Maintaining these roles (client as project leader and practitioner as process consultant and facilitator) can be problematic. Practitioners have been known to acquiesce to leader requests to take over project leadership. Practitioners have been known to take project leadership from acquiescing clients. Both are risky as the leader becomes a bystander and practitioner carries both roles. Even if the project is successful on it face, future successes become uncertain as a key success factor (the practitioner) moves on to other projects. To combat such happenstances, leader and practitioner must distinguish the two roles during their initial contracting. Both, then, must recontract whenever necessary to reestablish the appropriate roles. This is not to say that the practitioner cannot lead some aspects of the OD project such as leading a conflict management portion of a team-building session. Still, that should only be done to demonstrate how it can be done so that the leader can do his or herself at later opportunities.
We will address the rest of our definition of OD—the results OD is after and how OD works—in the next two blog posts. Stay tuned!
This is the first in a series of blog posts on the subject of , and is the product of decades in the field. Just the title raises
There are many definitions of organization development (fondly known as OD by those who are familiar with it). Most, however, are too abstract or vague to be of much use in understanding just what an OD practitioner does. Too often OD is thought of as “soft” or “touchy-feely” which pejoratively seems to have something to do getting too emotional or sentimental. Or, it’s the latest jargon for team building, retreat facilitation, or training—all of which are a part of OD, none of which are OD. So here is our definition based on what has worked in our experience with 100+ clients and too many students to count.
Organization Development: Collaborating with organizational leaders and their groups to create systemic change and root-cause problem solving on behalf of improving productivity and employee satisfaction through strengthening the human processes through which they get their work done.
What we like about this definition is that it offers the essence of (1) what practitioners do, (2) the results they are after, and (3) how it works.
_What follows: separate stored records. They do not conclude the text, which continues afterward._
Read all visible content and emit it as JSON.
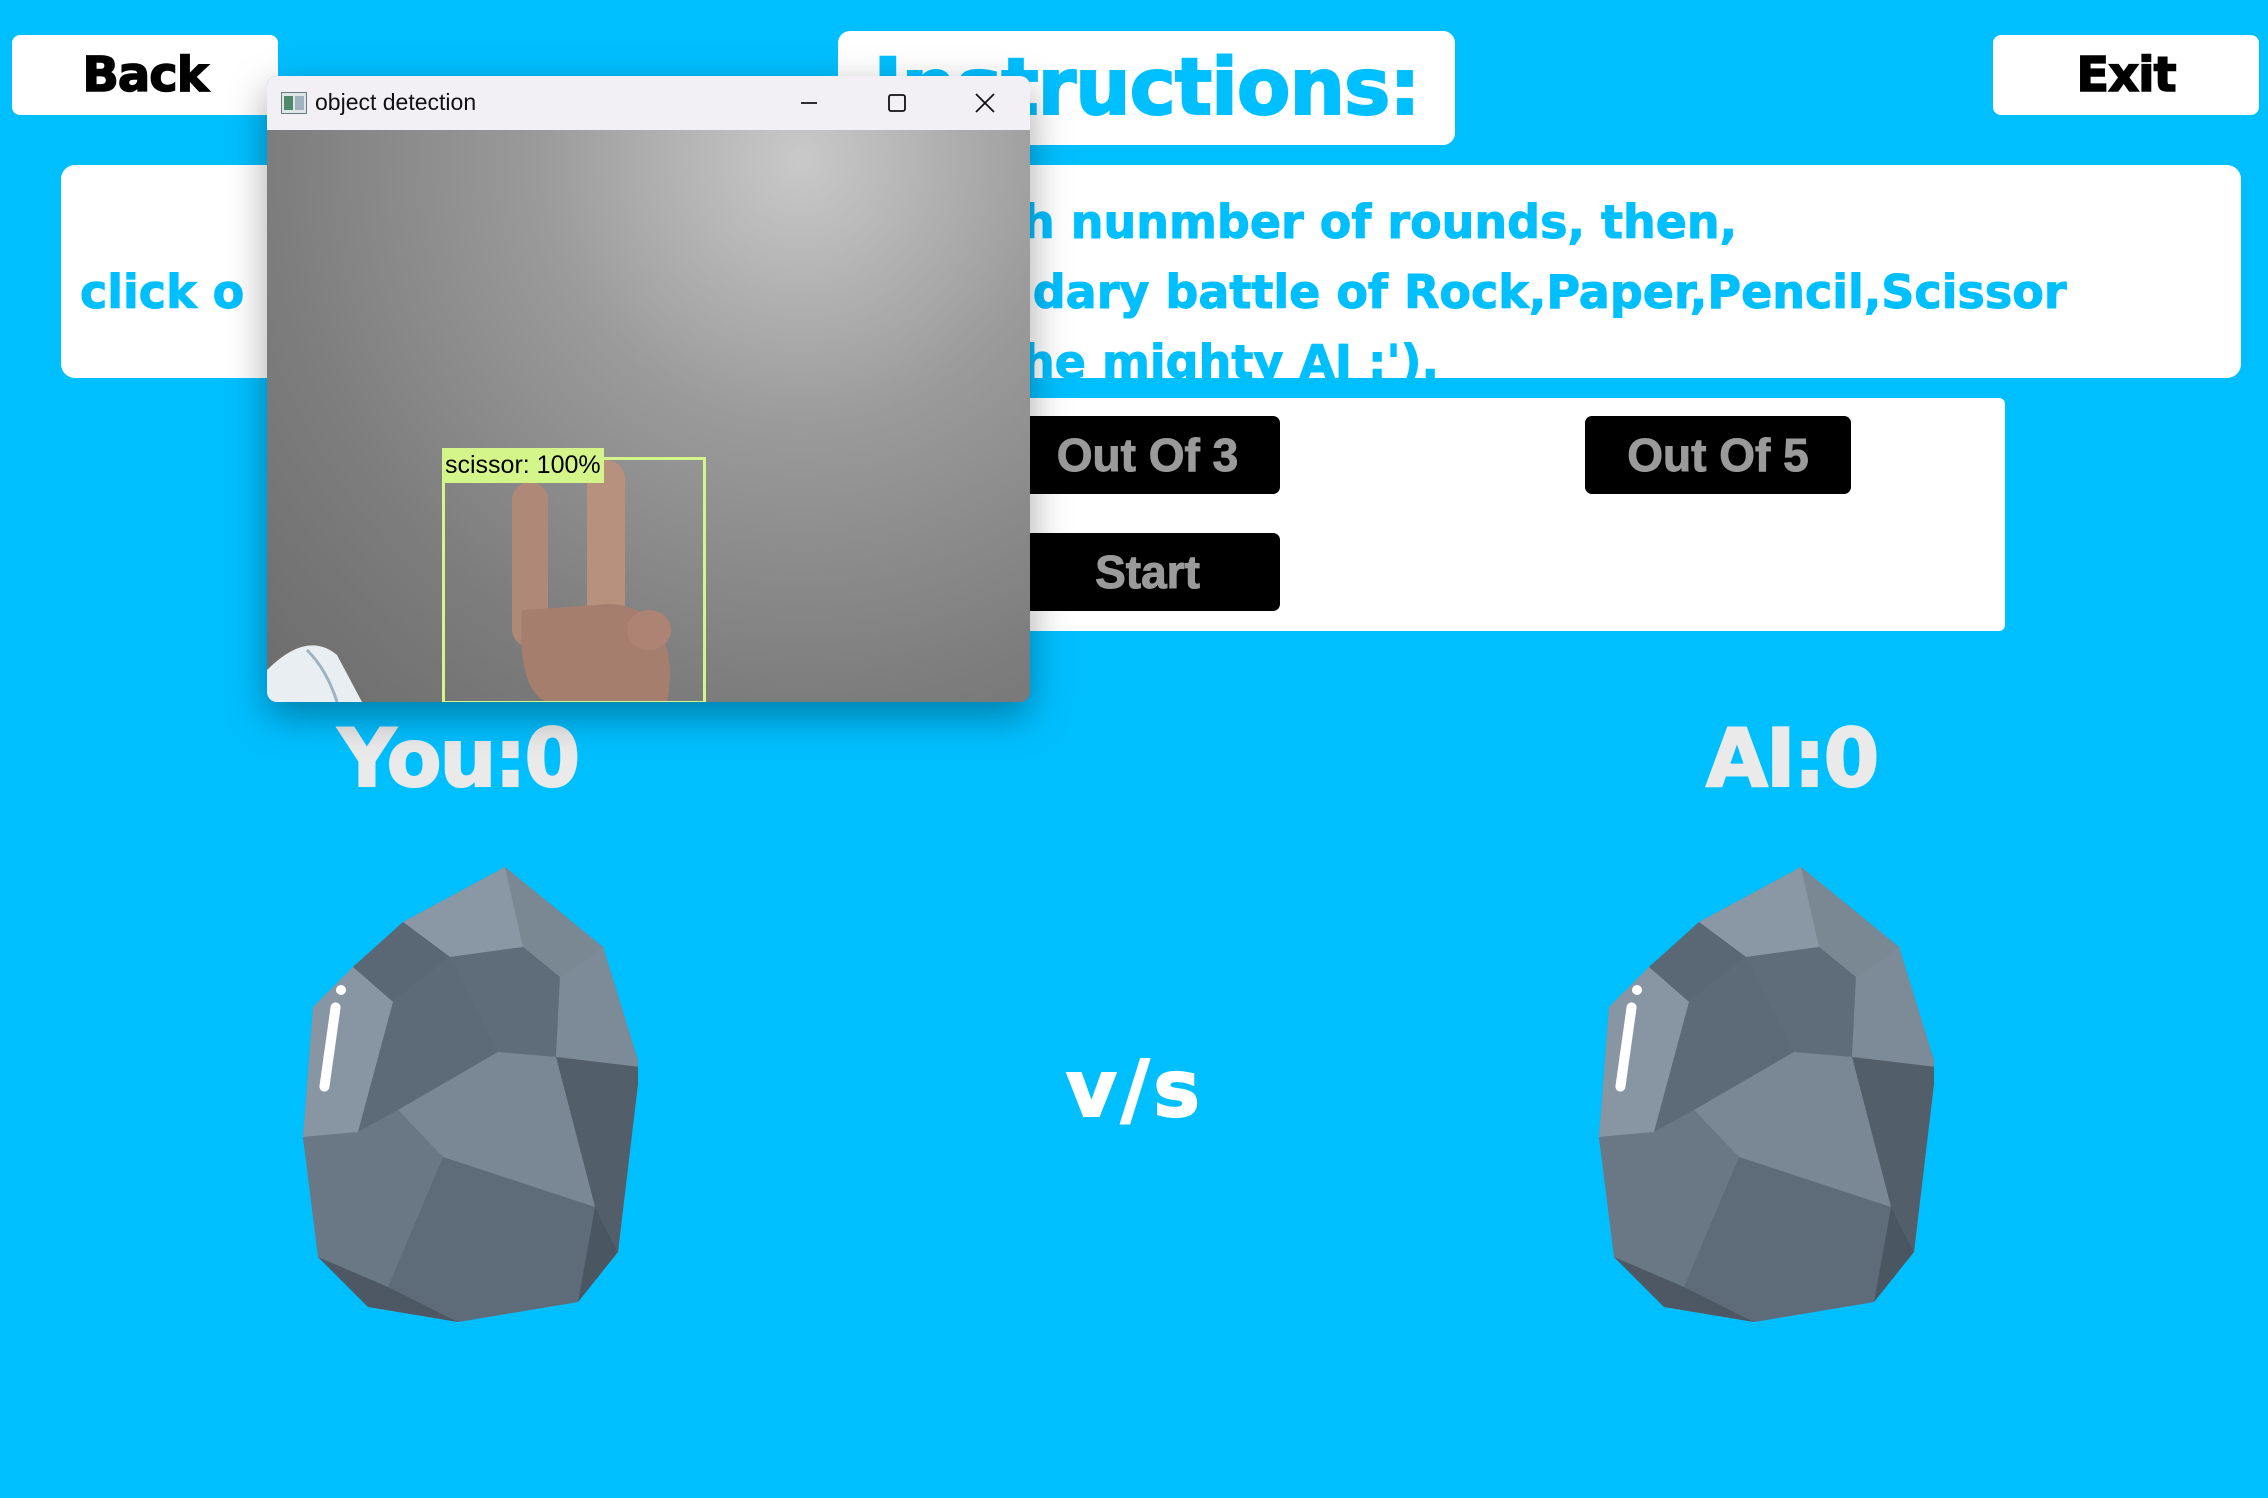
{
  "nav": {
    "back_label": "Back",
    "exit_label": "Exit"
  },
  "instructions": {
    "title": "Instructions:",
    "line1": "th nunmber of rounds, then,",
    "line2_left": "click o",
    "line2_right": "ndary battle of Rock,Paper,Pencil,Scissor",
    "line3": "the mighty AI :').",
    "line3_visible": "the mighty AI :')."
  },
  "rounds": {
    "out_of_3_label": "Out Of 3",
    "out_of_5_label": "Out Of 5",
    "start_label": "Start"
  },
  "scores": {
    "you": "You:0",
    "ai": "AI:0",
    "vs": "v/s"
  },
  "choices": {
    "you_icon": "rock-icon",
    "ai_icon": "rock-icon"
  },
  "detection_window": {
    "title": "object detection",
    "label": "scissor: 100%",
    "detected_class": "scissor",
    "confidence_percent": 100
  },
  "colors": {
    "background": "#00BFFF",
    "accent_text": "#00BFFF",
    "panel": "#FFFFFF",
    "button_bg": "#000000",
    "button_text": "#9A9A9A",
    "detection_box": "#D4F58A"
  }
}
These three items can also help us understand and explain several critical aspects of organization development, and we will explore them further in our next posts.